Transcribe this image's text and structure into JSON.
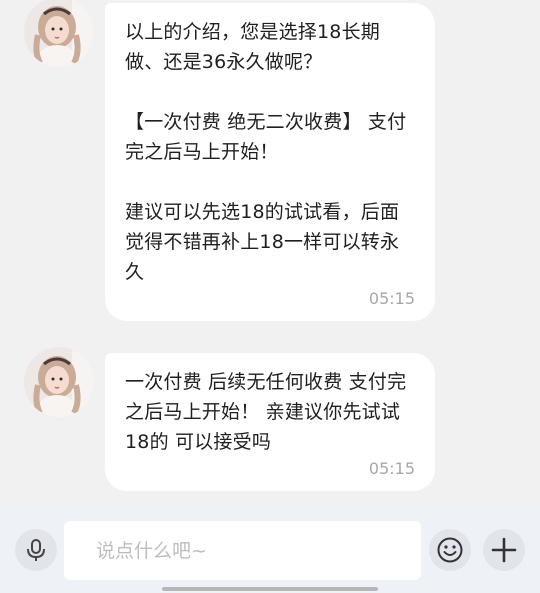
{
  "messages": [
    {
      "text": "以上的介绍，您是选择18长期做、还是36永久做呢？\n\n【一次付费 绝无二次收费】 支付完之后马上开始！\n\n建议可以先选18的试试看，后面觉得不错再补上18一样可以转永久",
      "time": "05:15"
    },
    {
      "text": "一次付费 后续无任何收费 支付完之后马上开始！ 亲建议你先试试18的 可以接受吗",
      "time": "05:15"
    }
  ],
  "input": {
    "placeholder": "说点什么吧~"
  },
  "icons": {
    "mic": "microphone-icon",
    "emoji": "smiley-face-icon",
    "plus": "plus-icon"
  },
  "colors": {
    "background": "#f1f1f1",
    "bubble": "#ffffff",
    "input_bar": "#eef1f6",
    "timestamp": "#a7a7a7"
  }
}
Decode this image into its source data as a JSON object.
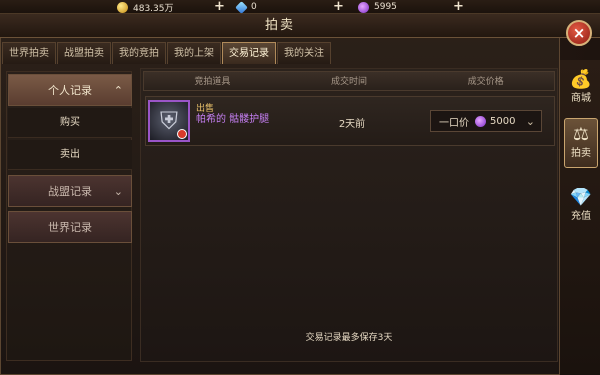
{
  "currencies": {
    "gold": "483.35万",
    "diamond": "0",
    "amethyst": "5995"
  },
  "window": {
    "title": "拍卖",
    "close_icon": "×"
  },
  "tabs": [
    {
      "label": "世界拍卖"
    },
    {
      "label": "战盟拍卖"
    },
    {
      "label": "我的竞拍"
    },
    {
      "label": "我的上架"
    },
    {
      "label": "交易记录"
    },
    {
      "label": "我的关注"
    }
  ],
  "left_panel": {
    "personal": "个人记录",
    "buy": "购买",
    "sell": "卖出",
    "guild": "战盟记录",
    "world": "世界记录"
  },
  "table": {
    "headers": [
      "竞拍道具",
      "成交时间",
      "成交价格"
    ],
    "records": [
      {
        "tag": "出售",
        "item_name": "帕希的 骷髅护腿",
        "time": "2天前",
        "price_label": "一口价",
        "price": "5000"
      }
    ]
  },
  "note": "交易记录最多保存3天",
  "side_menu": [
    {
      "label": "商城"
    },
    {
      "label": "拍卖"
    },
    {
      "label": "充值"
    }
  ],
  "colors": {
    "accent_purple": "#c57ff2",
    "gold": "#e8c06a"
  }
}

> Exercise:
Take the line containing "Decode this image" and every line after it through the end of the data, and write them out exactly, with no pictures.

> Response:
Decode this image into its source data as a JSON object.
{
  "currencies": {
    "gold": "483.35万",
    "diamond": "0",
    "amethyst": "5995"
  },
  "window": {
    "title": "拍卖",
    "close_icon": "×"
  },
  "tabs": [
    {
      "label": "世界拍卖"
    },
    {
      "label": "战盟拍卖"
    },
    {
      "label": "我的竞拍"
    },
    {
      "label": "我的上架"
    },
    {
      "label": "交易记录"
    },
    {
      "label": "我的关注"
    }
  ],
  "left_panel": {
    "personal": "个人记录",
    "buy": "购买",
    "sell": "卖出",
    "guild": "战盟记录",
    "world": "世界记录"
  },
  "table": {
    "headers": [
      "竞拍道具",
      "成交时间",
      "成交价格"
    ],
    "records": [
      {
        "tag": "出售",
        "item_name": "帕希的 骷髅护腿",
        "time": "2天前",
        "price_label": "一口价",
        "price": "5000"
      }
    ]
  },
  "note": "交易记录最多保存3天",
  "side_menu": [
    {
      "label": "商城"
    },
    {
      "label": "拍卖"
    },
    {
      "label": "充值"
    }
  ],
  "colors": {
    "accent_purple": "#c57ff2",
    "gold": "#e8c06a"
  }
}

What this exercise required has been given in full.